As fight week for Riyadh’s Day of Reckoning card kicked off, the show received a blow as Jai Opetaia confirmed he has vacated the IBF cruiserweight title ahead of Saturday’s showdown with Ellis Zorro. Along with WBA light-heavyweight champ Dmitrii Bivol, the Australian southpaw was one of only two men bringing world titles to the party in Saudi.

Opetaia had been due to face Mairis Briedis next but took the Zorro fight when the Latvian sustained an injury. The IBF, however, were not happy with the situation and despite an appeal by all involved, it appears as though they rejected it leaving Opetaia to reveal the news on Monday.

“I fought through absolute agony to win that belt and it saddens me to relinquish it. But the fact is, Briedis isn’t ready to fight on December 23 and I need to stay active,” said Opetaia. “I simply can’t turn down a career high payday.

“I am the true king of the cruiserweight division… I look forward to getting that IBF belt back as soon as possible and adding all of them, one by one.
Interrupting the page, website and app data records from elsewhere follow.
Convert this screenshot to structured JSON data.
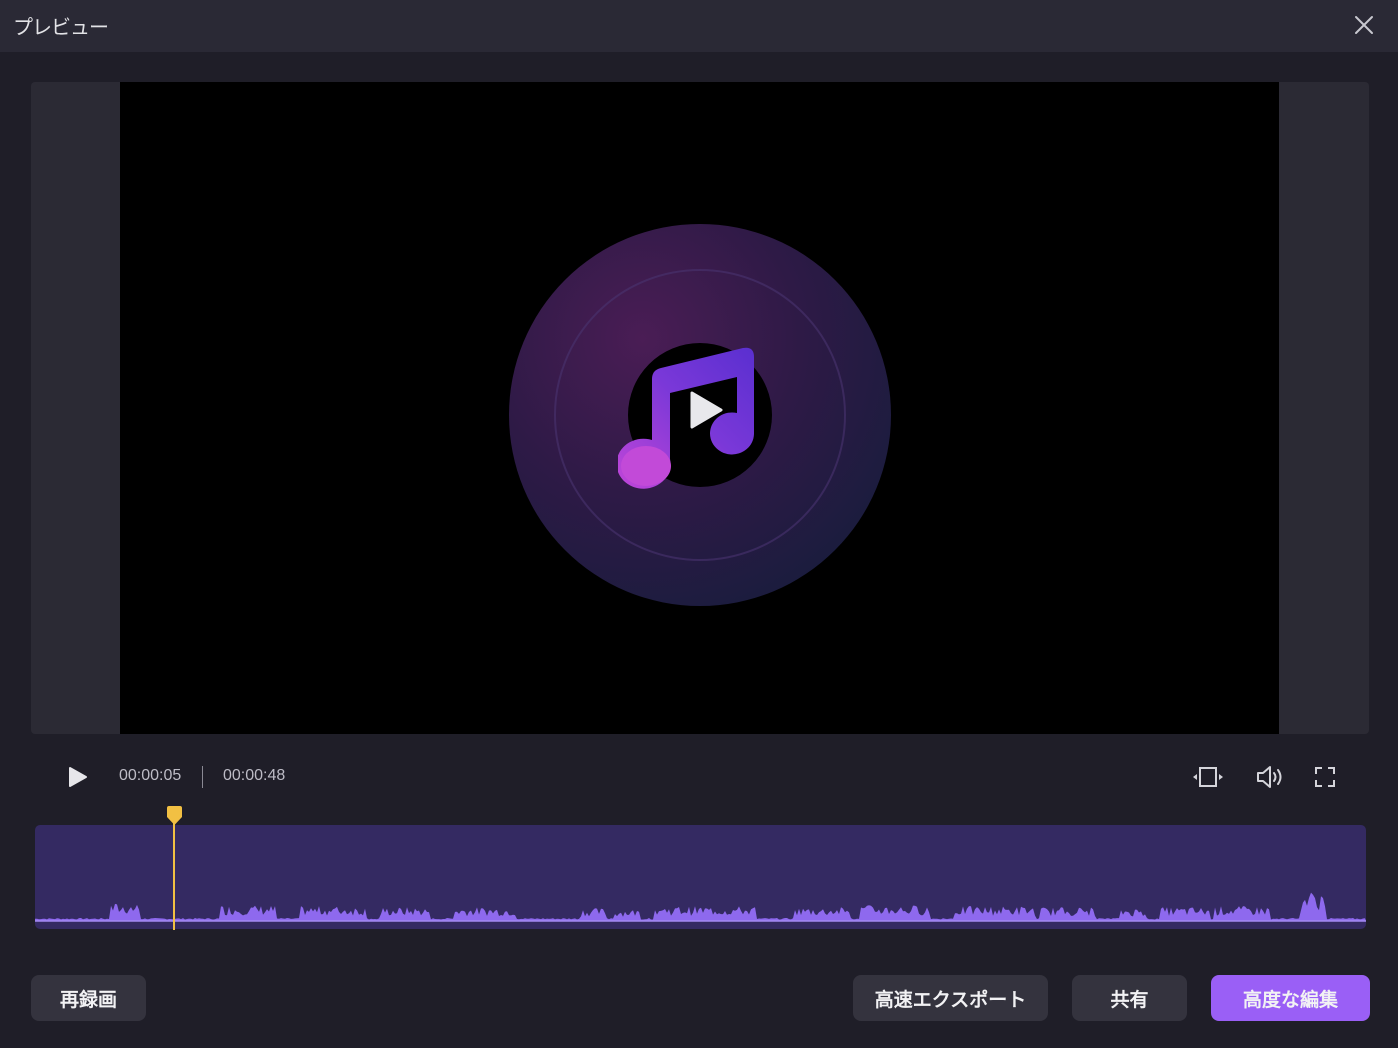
{
  "window": {
    "title": "プレビュー"
  },
  "player": {
    "current_time": "00:00:05",
    "total_time": "00:00:48",
    "progress_fraction": 0.104
  },
  "icons": {
    "close": "close-icon",
    "play": "play-icon",
    "aspect": "aspect-ratio-icon",
    "volume": "volume-icon",
    "fullscreen": "fullscreen-icon",
    "music": "music-note-icon"
  },
  "colors": {
    "accent": "#9a5ff6",
    "playhead": "#f2c043",
    "waveform": "#8e69ee",
    "timeline_bg": "#342a62"
  },
  "actions": {
    "rerecord": "再録画",
    "fast_export": "高速エクスポート",
    "share": "共有",
    "advanced_edit": "高度な編集"
  }
}
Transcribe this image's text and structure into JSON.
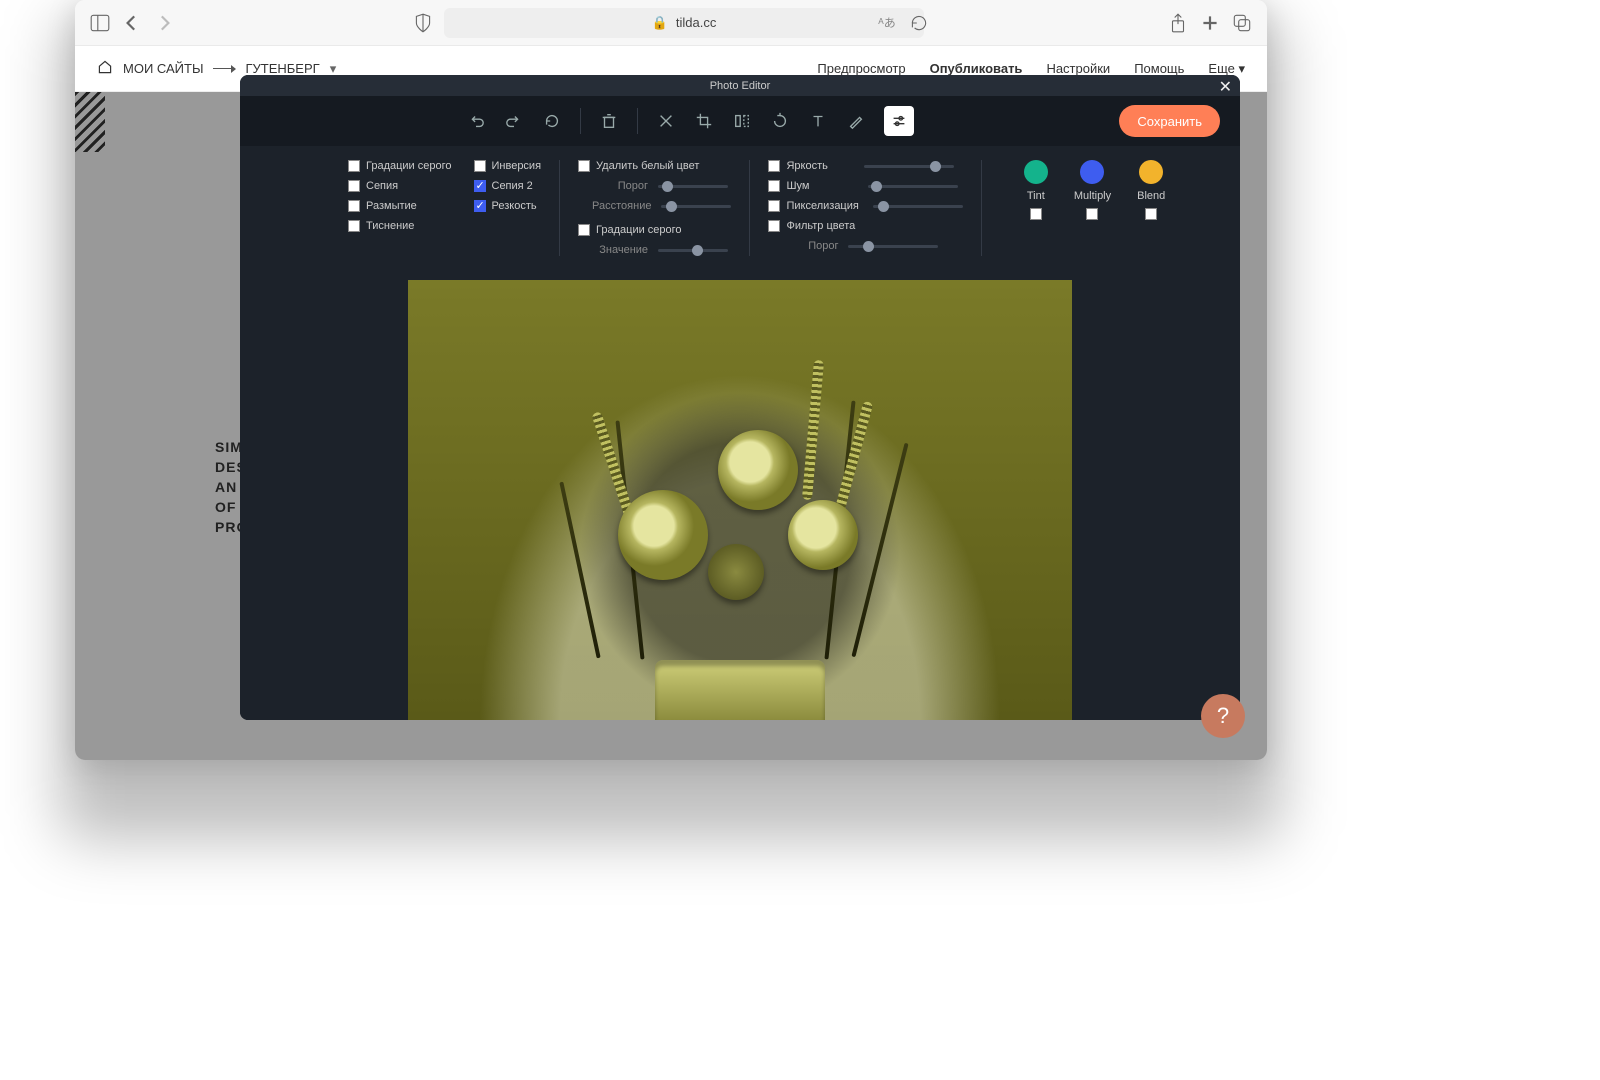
{
  "browser": {
    "url": "tilda.cc"
  },
  "tilda": {
    "mysites": "МОИ САЙТЫ",
    "project": "ГУТЕНБЕРГ",
    "preview": "Предпросмотр",
    "publish": "Опубликовать",
    "settings": "Настройки",
    "help": "Помощь",
    "more": "Еще"
  },
  "page": {
    "bgtext": "SIMPLICITY\nDESCRIBES\nAN ORGANIZER\nOF COMPLEX\nPROCESSES"
  },
  "editor": {
    "title": "Photo Editor",
    "save": "Сохранить",
    "checks": {
      "grayscale": "Градации серого",
      "sepia": "Сепия",
      "blur": "Размытие",
      "emboss": "Тиснение",
      "invert": "Инверсия",
      "sepia2": "Сепия 2",
      "sharpen": "Резкость"
    },
    "filters": {
      "removewhite": "Удалить белый цвет",
      "rw_threshold": "Порог",
      "rw_distance": "Расстояние",
      "grayscale2": "Градации серого",
      "gs_value": "Значение"
    },
    "filters2": {
      "brightness": "Яркость",
      "noise": "Шум",
      "pixelate": "Пикселизация",
      "colorfilter": "Фильтр цвета",
      "cf_threshold": "Порог"
    },
    "sliders": {
      "rw_threshold": 12,
      "rw_distance": 12,
      "gs_value": 55,
      "brightness": 78,
      "noise": 8,
      "pixelate": 10,
      "cf_threshold": 20
    },
    "colors": {
      "tint": "Tint",
      "multiply": "Multiply",
      "blend": "Blend",
      "tint_hex": "#14b38c",
      "multiply_hex": "#3e5df0",
      "blend_hex": "#f2b32c"
    }
  }
}
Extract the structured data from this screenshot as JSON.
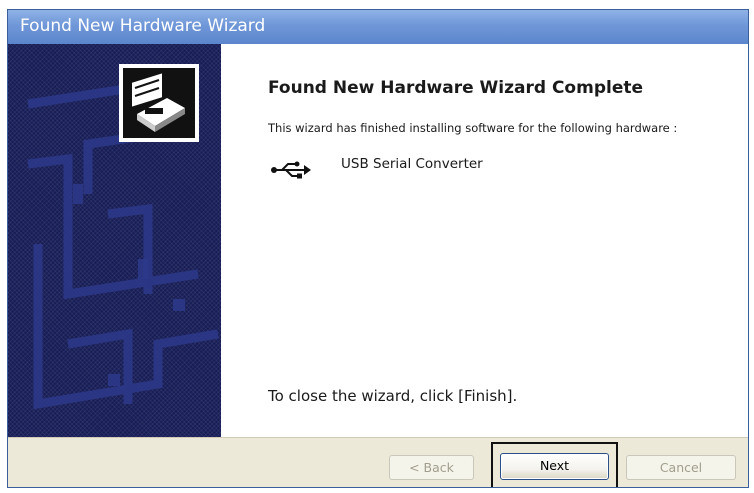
{
  "window": {
    "title": "Found New Hardware Wizard"
  },
  "content": {
    "heading": "Found New Hardware Wizard Complete",
    "description": "This wizard has finished installing software for the following hardware :",
    "device": {
      "icon": "usb-icon",
      "name": "USB Serial Converter"
    },
    "close_instruction": "To close the wizard, click [Finish]."
  },
  "buttons": {
    "back_label": "< Back",
    "next_label": "Next",
    "cancel_label": "Cancel"
  },
  "colors": {
    "title_bar": "#6f97d8",
    "side_panel": "#171d56",
    "button_bar": "#ece9d8"
  }
}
I’m locked in on Ellis Zorro. I’m here to do a job and I’m not happy until that job is done.”

Jai Opetaia (Mark Robinson Matchroom Boxing)

Tuesday, 19 December 


Just like Warren promised, on Tuesday it was confirmed that it will be Joshua against Wallin closing the show in Riyadh, with Wilder-Parker the fight directly before

On what was a quiet few days basically everywhere else for the sport, the fight week in Riyadh really began to gather pace by Tuesday. Jarrell Miller and Joshua ran into each other (not literally, they were standing still) in a hotel lobby, then Big Baby gave Daniel Dubois some grief as well. Wilder, meanwhile, claimed Joshua is ‘75 per cent scared’ to fight him. At least I am 100 per cent sure that’s what he said.

What is without doubt, is that Wilder this week revealed he has recently spent time at a retreat in Costa Rica taking psychoactive drug Ayahuasca. “Man, it’s been one of the top things in my life that I’m glad that I’ve experienced,” he told the Daily Telegraph.

“Ayahuasca has done some beautiful things for a lot of individuals, not only just including myself, where they brought affirmation to their life or some type of understanding of the path that they are running in their life. I’m looking forward to doing it many, many more times. I’m actually looking to do it after this fight as well.”

Presumably he will watch the Joshua fight first, though.